The match with HBIRL78 — first sighted off Hook Head in January 2017 — was made in collaboration with Lindsey Jones of the North Atlantic Humpback Whale Catalogue and “suggests we were right to invest our time and energy into this archipelago”, writes IWDG sightings officer Pádraig Whooley.
Although there is little chance of any further trips this breeding season, with Cape Verde having shut down like much of the world to control the spread of the virus, the latest find will be encouraging when field work can resume in 2021.
“HBIRL78 may still be in the waters of Sal Rei Bay, Boa Vista, looking to mate or give birth, and if this is the case, it still has a long 4,250 km northbound journey ahead of it,” says Whooley. “It could of course have completed it’s reproductive mission, in which case it may be little more than a few weeks away from finding itself within scoping range of our southwest headlands.
“Whether of course we’ll be able to get out on boats to photograph it when it does return will be down to a much smaller and far less welcome organism. But given the current Covid-19 environment, I can think of nothing better for body, soul or mind, than to sit on a headland for a few hours and try to spot our returning humpbacks.”
Previously backed by Ryanair, WhaleTrack Ireland seeks to understand how the large marine wildlife — especially humpback whales — are using Irish waters, largely through citizen science.
During the last 12 months, the IWDG says it has increased its work raising awareness of humpback whales “to unprecedented levels in Ireland”.
This includes the first ever confirmation of breeding grounds in Cape Verde for whales that frequent Irish shores.
“In order to continue this important work the IWDG need a new sponsor,” the group says.
“We have significant capital equipment purchased under the Ryanair sponsorship but require funds to support fieldwork and maintain our photo ID catalogues and provide support to our citizen scientists.

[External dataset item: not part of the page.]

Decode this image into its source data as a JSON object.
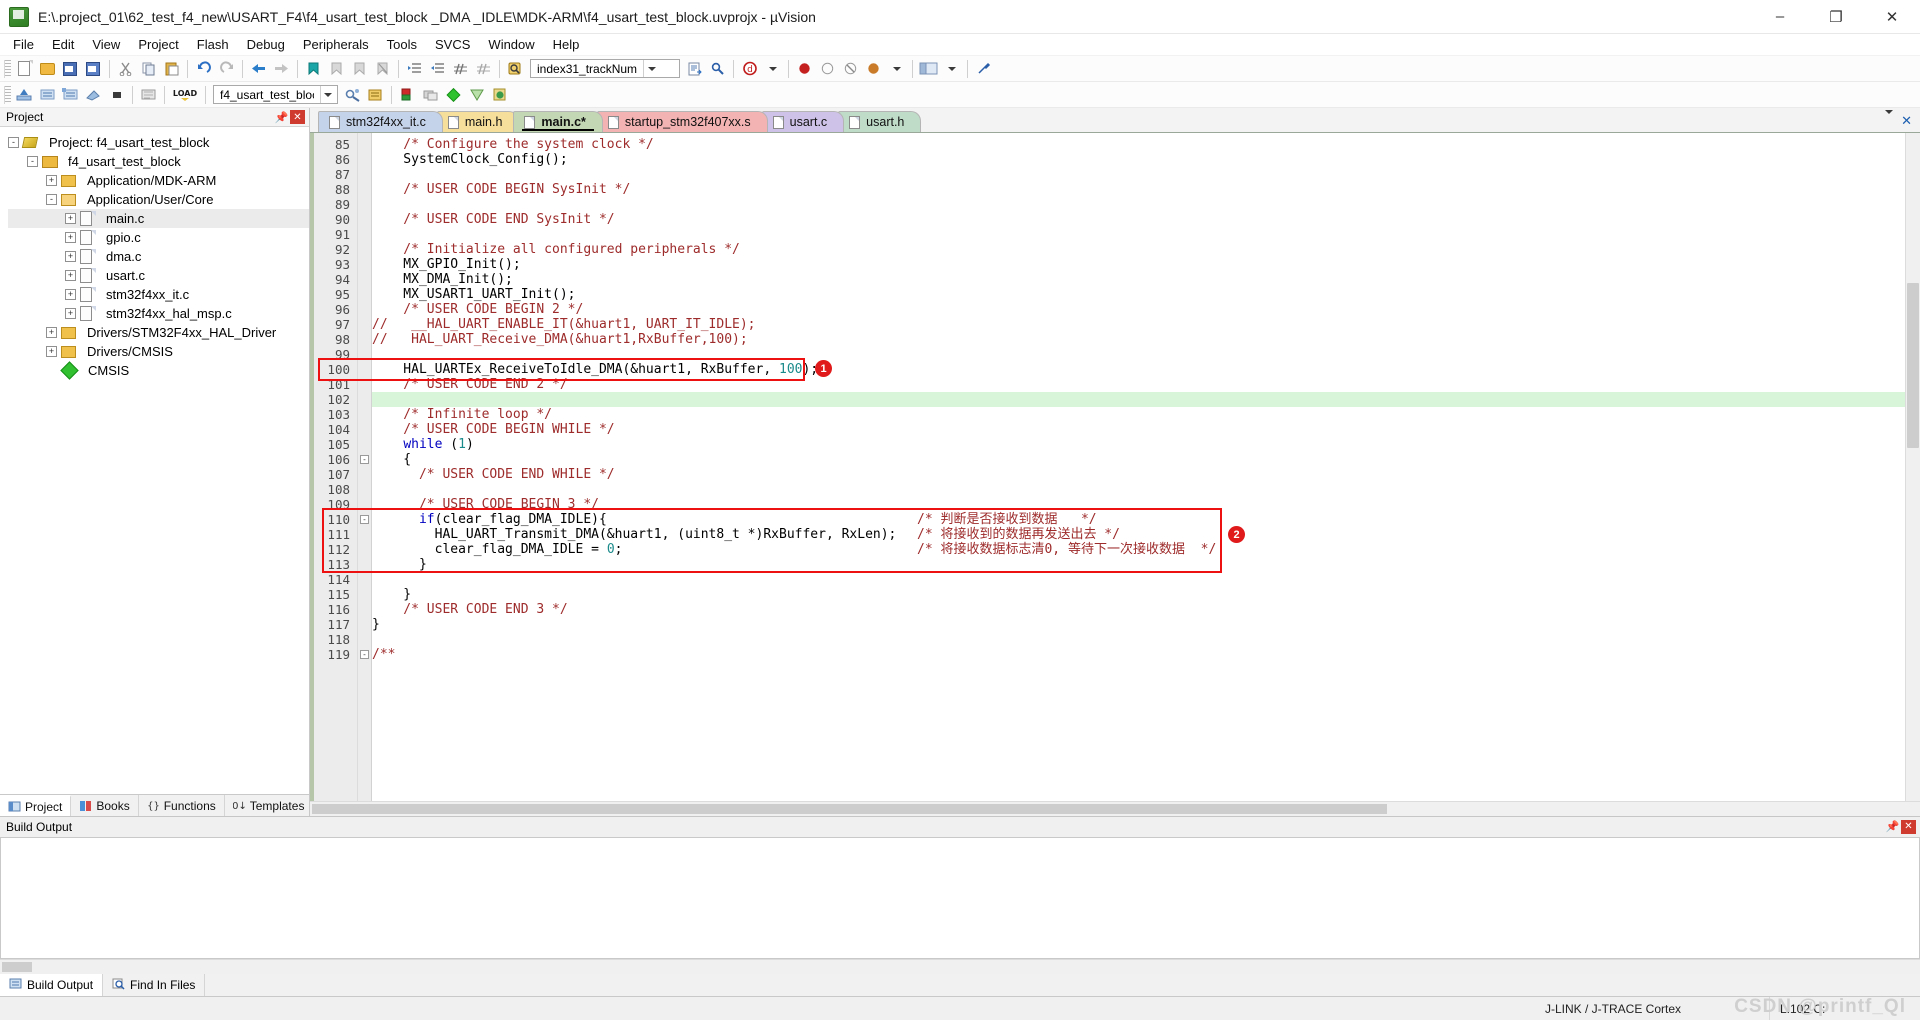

“This work supports the development of marine tourism in Ireland and greatly enhances the opportunities to go and see these magnificent creatures as well as ensuring their long-term conservation.
“The IWDG estimates that this costs around €40,000 per annum to maintain our current level of activity.”
Prospective sponsors, or those who could connect the group with same, are encouraged to get in touch with the IWDG at [email protected]
The skeleton of a Wexford blue whale (82ft long) named Hope has supplanted ‘Dippy’, the much loved Diplodocus, as the main attraction at Hintz Hall in the National History Museum in London, reports The Green News.ie
“Look at the whale!” exclaim the children pointing upward, their small bodies further miniaturised as they pass beneath Hope’s colossal ribcage, comprised of 32 ribs and once housing a 500-pound beating heart.
One gets the impression their wonder and excitement is well matched by the sheer scale of Hope herself, her majesty, as well as the efforts taken by the museum staff to put her together – installing the largest living creature on Earth, bone by bone, in an act as deliberate as it was precise.
By replacing Dippy, a replica dinosaur, for something real, Hope’s keepers have inspired wonder for all wild creatures that exist today in an increasingly hostile world, with our whales all too often caught in the crosshairs.
Everything is changing
At the Irish Whale and Dolphin Group’s annual meeting held in Dublin last December, the phrase “everything is changing” summed up Ireland’s whale activity. While Sightings Officer Pádraig Whooley reported the huge potential for whale science in Ireland, the “flurry of sightings” in 2019 gives cause for concern. Times are changing, he said.
For much more click this link.